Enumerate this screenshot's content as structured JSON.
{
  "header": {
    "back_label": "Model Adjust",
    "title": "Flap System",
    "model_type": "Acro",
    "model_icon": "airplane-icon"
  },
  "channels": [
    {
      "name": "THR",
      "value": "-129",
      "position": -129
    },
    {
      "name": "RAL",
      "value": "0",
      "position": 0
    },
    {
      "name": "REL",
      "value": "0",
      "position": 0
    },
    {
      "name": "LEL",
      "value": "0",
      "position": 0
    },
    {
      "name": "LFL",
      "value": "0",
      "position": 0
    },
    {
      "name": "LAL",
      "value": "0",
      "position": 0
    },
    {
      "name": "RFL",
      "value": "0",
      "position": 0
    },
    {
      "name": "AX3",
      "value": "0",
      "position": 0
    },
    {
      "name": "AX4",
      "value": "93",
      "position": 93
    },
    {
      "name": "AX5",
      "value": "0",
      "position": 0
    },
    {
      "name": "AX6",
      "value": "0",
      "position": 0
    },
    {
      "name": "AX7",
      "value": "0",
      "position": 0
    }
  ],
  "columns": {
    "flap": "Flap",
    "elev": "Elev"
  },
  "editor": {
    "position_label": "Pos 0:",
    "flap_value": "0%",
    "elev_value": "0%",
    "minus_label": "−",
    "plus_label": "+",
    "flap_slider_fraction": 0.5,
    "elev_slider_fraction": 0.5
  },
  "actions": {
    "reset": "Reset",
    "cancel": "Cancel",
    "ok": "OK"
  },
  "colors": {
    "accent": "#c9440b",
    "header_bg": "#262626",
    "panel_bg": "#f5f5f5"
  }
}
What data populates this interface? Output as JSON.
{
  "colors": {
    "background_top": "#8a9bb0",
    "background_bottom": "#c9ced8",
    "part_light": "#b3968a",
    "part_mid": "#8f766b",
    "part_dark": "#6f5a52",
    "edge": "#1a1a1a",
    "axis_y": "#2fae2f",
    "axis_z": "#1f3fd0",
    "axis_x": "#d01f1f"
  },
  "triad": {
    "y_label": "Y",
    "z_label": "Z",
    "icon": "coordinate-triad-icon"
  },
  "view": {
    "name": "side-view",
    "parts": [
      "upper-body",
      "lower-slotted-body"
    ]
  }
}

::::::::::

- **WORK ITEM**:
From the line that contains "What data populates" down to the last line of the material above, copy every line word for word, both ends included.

- **SOLUTION**:
What data populates this interface? Output as JSON.
{
  "colors": {
    "background_top": "#8a9bb0",
    "background_bottom": "#c9ced8",
    "part_light": "#b3968a",
    "part_mid": "#8f766b",
    "part_dark": "#6f5a52",
    "edge": "#1a1a1a",
    "axis_y": "#2fae2f",
    "axis_z": "#1f3fd0",
    "axis_x": "#d01f1f"
  },
  "triad": {
    "y_label": "Y",
    "z_label": "Z",
    "icon": "coordinate-triad-icon"
  },
  "view": {
    "name": "side-view",
    "parts": [
      "upper-body",
      "lower-slotted-body"
    ]
  }
}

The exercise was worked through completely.